Years after research contradicts common practices, patients continue to demand them and doctors continue to deliver. The result is an epidemic of unnecessary and unhelpful treatment. by David Epstein, From ProPublica and The Atlantic.
Via Louise Prince:
“Dr. Johnson sends the scientific and NY Times articles. I wanted to send this “feel good” article about patient experience. What we do matters. It’s a quick read.”
Tighter Patent Rules Could Help Lower Drug Prices, Study Shows
August 23, 201611:14 AM ET
Gary Johnson: “This adds to the medical literature that a small number of doctors prescribe an enormous amount of narcotic….”

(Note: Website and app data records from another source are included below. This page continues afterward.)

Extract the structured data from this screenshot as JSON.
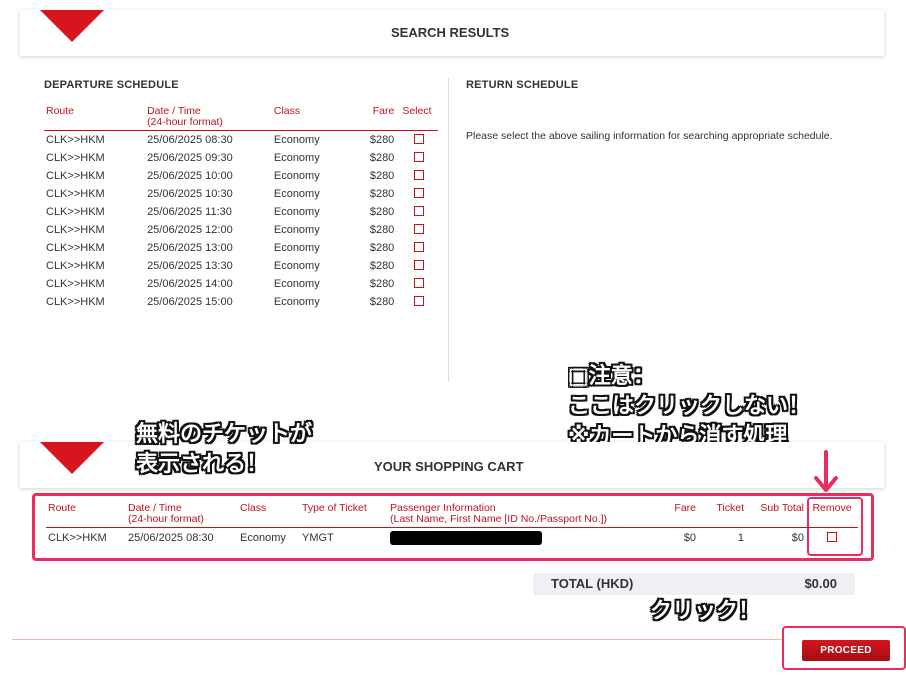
{
  "search_results": {
    "title": "SEARCH RESULTS"
  },
  "departure": {
    "heading": "DEPARTURE SCHEDULE",
    "columns": {
      "route": "Route",
      "datetime": "Date / Time",
      "datetime_sub": "(24-hour format)",
      "class": "Class",
      "fare": "Fare",
      "select": "Select"
    },
    "rows": [
      {
        "route": "CLK>>HKM",
        "datetime": "25/06/2025 08:30",
        "class": "Economy",
        "fare": "$280"
      },
      {
        "route": "CLK>>HKM",
        "datetime": "25/06/2025 09:30",
        "class": "Economy",
        "fare": "$280"
      },
      {
        "route": "CLK>>HKM",
        "datetime": "25/06/2025 10:00",
        "class": "Economy",
        "fare": "$280"
      },
      {
        "route": "CLK>>HKM",
        "datetime": "25/06/2025 10:30",
        "class": "Economy",
        "fare": "$280"
      },
      {
        "route": "CLK>>HKM",
        "datetime": "25/06/2025 11:30",
        "class": "Economy",
        "fare": "$280"
      },
      {
        "route": "CLK>>HKM",
        "datetime": "25/06/2025 12:00",
        "class": "Economy",
        "fare": "$280"
      },
      {
        "route": "CLK>>HKM",
        "datetime": "25/06/2025 13:00",
        "class": "Economy",
        "fare": "$280"
      },
      {
        "route": "CLK>>HKM",
        "datetime": "25/06/2025 13:30",
        "class": "Economy",
        "fare": "$280"
      },
      {
        "route": "CLK>>HKM",
        "datetime": "25/06/2025 14:00",
        "class": "Economy",
        "fare": "$280"
      },
      {
        "route": "CLK>>HKM",
        "datetime": "25/06/2025 15:00",
        "class": "Economy",
        "fare": "$280"
      }
    ]
  },
  "return": {
    "heading": "RETURN SCHEDULE",
    "message": "Please select the above sailing information for searching appropriate schedule."
  },
  "cart": {
    "title": "YOUR SHOPPING CART",
    "columns": {
      "route": "Route",
      "datetime": "Date / Time",
      "datetime_sub": "(24-hour format)",
      "class": "Class",
      "ticket_type": "Type of Ticket",
      "passenger": "Passenger Information",
      "passenger_sub": "(Last Name, First Name [ID No./Passport No.])",
      "fare": "Fare",
      "ticket": "Ticket",
      "subtotal": "Sub Total",
      "remove": "Remove"
    },
    "row": {
      "route": "CLK>>HKM",
      "datetime": "25/06/2025 08:30",
      "class": "Economy",
      "ticket_type": "YMGT",
      "fare": "$0",
      "ticket": "1",
      "subtotal": "$0"
    },
    "total_label": "TOTAL (HKD)",
    "total_value": "$0.00",
    "proceed_label": "PROCEED"
  },
  "annotations": {
    "free_ticket": [
      "無料のチケットが",
      "表示される！"
    ],
    "warning": [
      "□注意：",
      "ここはクリックしない！",
      "※カートから消す処理"
    ],
    "click": "クリック！"
  },
  "colors": {
    "accent": "#d8141e",
    "annotation_box": "#ea2d5c"
  }
}
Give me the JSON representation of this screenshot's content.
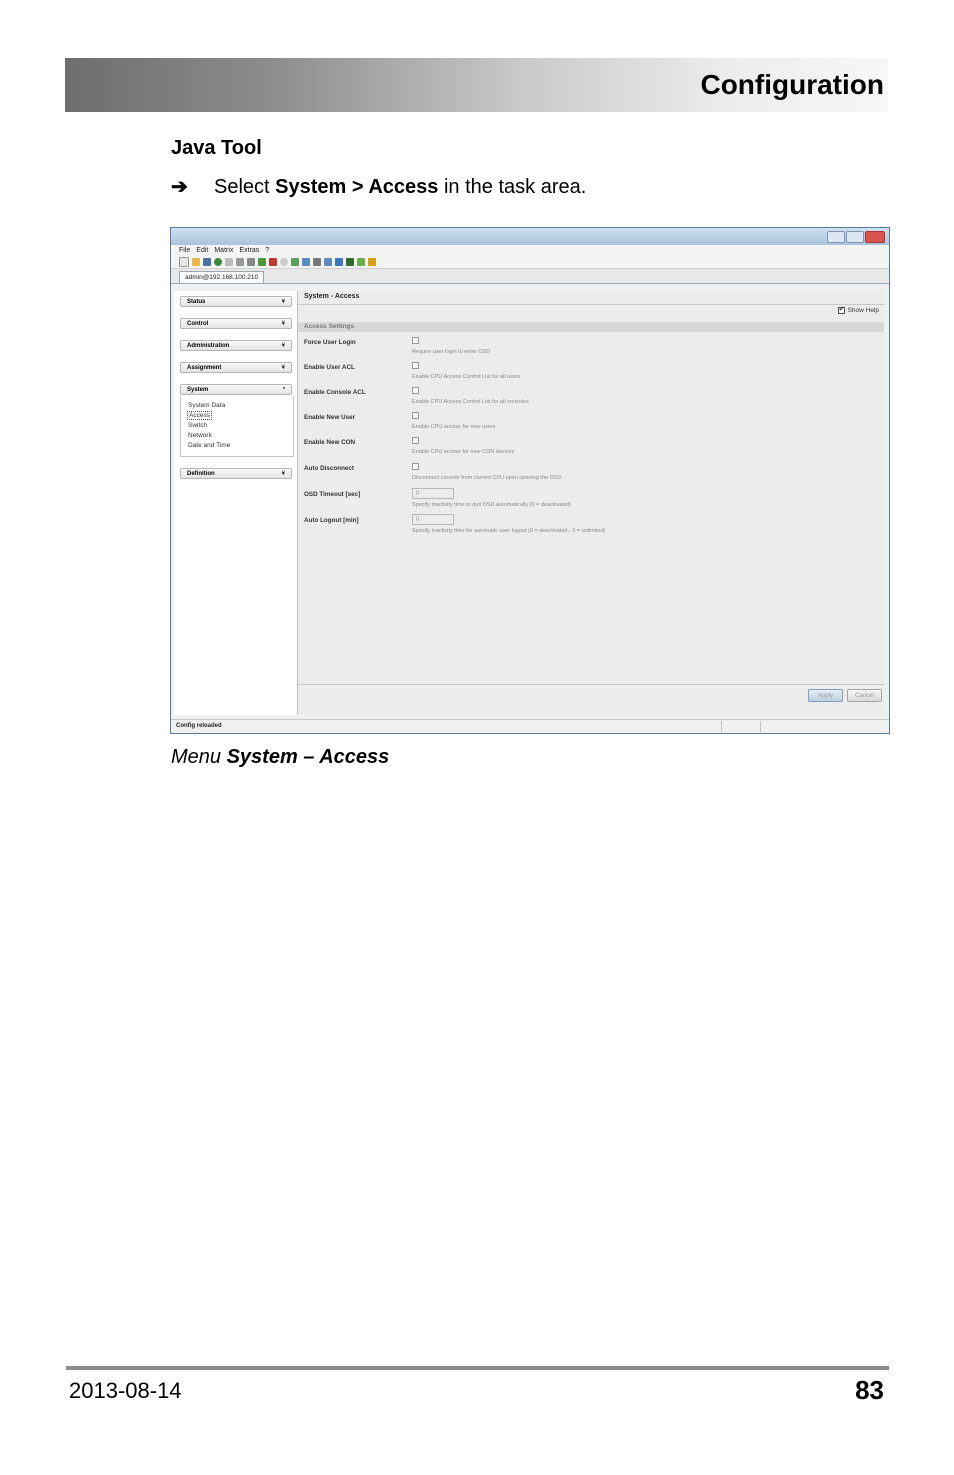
{
  "header": {
    "title": "Configuration"
  },
  "section": {
    "title": "Java Tool"
  },
  "instruction": {
    "arrow": "➔",
    "pre": "Select ",
    "bold": "System > Access",
    "post": " in the task area."
  },
  "window": {
    "menu": [
      "File",
      "Edit",
      "Matrix",
      "Extras",
      "?"
    ],
    "tab": "admin@192.168.100.210",
    "nav": [
      {
        "label": "Status",
        "chevron": "¥"
      },
      {
        "label": "Control",
        "chevron": "¥"
      },
      {
        "label": "Administration",
        "chevron": "¥"
      },
      {
        "label": "Assignment",
        "chevron": "¥"
      },
      {
        "label": "System",
        "chevron": "ª"
      },
      {
        "label": "Definition",
        "chevron": "¥"
      }
    ],
    "system_items": [
      "System Data",
      "Access",
      "Switch",
      "Network",
      "Date and Time"
    ],
    "panel_title": "System - Access",
    "show_help": "Show Help",
    "section": "Access Settings",
    "settings": [
      {
        "label": "Force User Login",
        "help": "Require user login to enter OSD"
      },
      {
        "label": "Enable User ACL",
        "help": "Enable CPU Access Control List for all users"
      },
      {
        "label": "Enable Console ACL",
        "help": "Enable CPU Access Control List for all consoles"
      },
      {
        "label": "Enable New User",
        "help": "Enable CPU access for new users"
      },
      {
        "label": "Enable New CON",
        "help": "Enable CPU access for new CON devices"
      },
      {
        "label": "Auto Disconnect",
        "help": "Disconnect console from current CPU upon opening the OSD"
      },
      {
        "label": "OSD Timeout [sec]",
        "value": "0",
        "help": "Specify inactivity time to quit OSD automatically (0 = deactivated)"
      },
      {
        "label": "Auto Logout [min]",
        "value": "0",
        "help": "Specify inactivity time for automatic user logout (0 = deactivated, -1 = unlimited)"
      }
    ],
    "apply": "Apply",
    "cancel": "Cancel",
    "status": "Config reloaded"
  },
  "caption": {
    "pre": "Menu ",
    "bold": "System – Access"
  },
  "footer": {
    "date": "2013-08-14",
    "page": "83"
  }
}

More than 1 million OxyContin pills ended up in the hands of criminals and addicts. What the drugmaker knew
By HARRIET RYAN, LISA GIRION AND SCOTT GLOVER
July 10, 2016
Via Gary Johnson:
Glenn Baker is what hospitals call a superutilizer, coming into the ER again and again with multiple health issues made worse by homelessness. So a Chicago hospital decided to offer him a home.
Instead of opioids, an ER in New Jersey now treats many pain patients with alternatives like laughing gas, trigger-point injections and even a therapy harp.
Rothman adds: Lewis Nelson, who gave an excellent Grand Rounds here on opioids in June of 2013, “The New Opium War: The Epidemiology of Prescription Opiod Misuse,” is mentioned. (Click the link for full video)
“St. Joe’s is on the leading edge,” said Dr. Lewis S. Nelson, a professor of emergency medicine at New York University School of Medicine, who sat on a panel that recommended recent opioid guidelines for the Centers for Disease Control and Prevention. “But that involved a commitment to changing their entire culture.”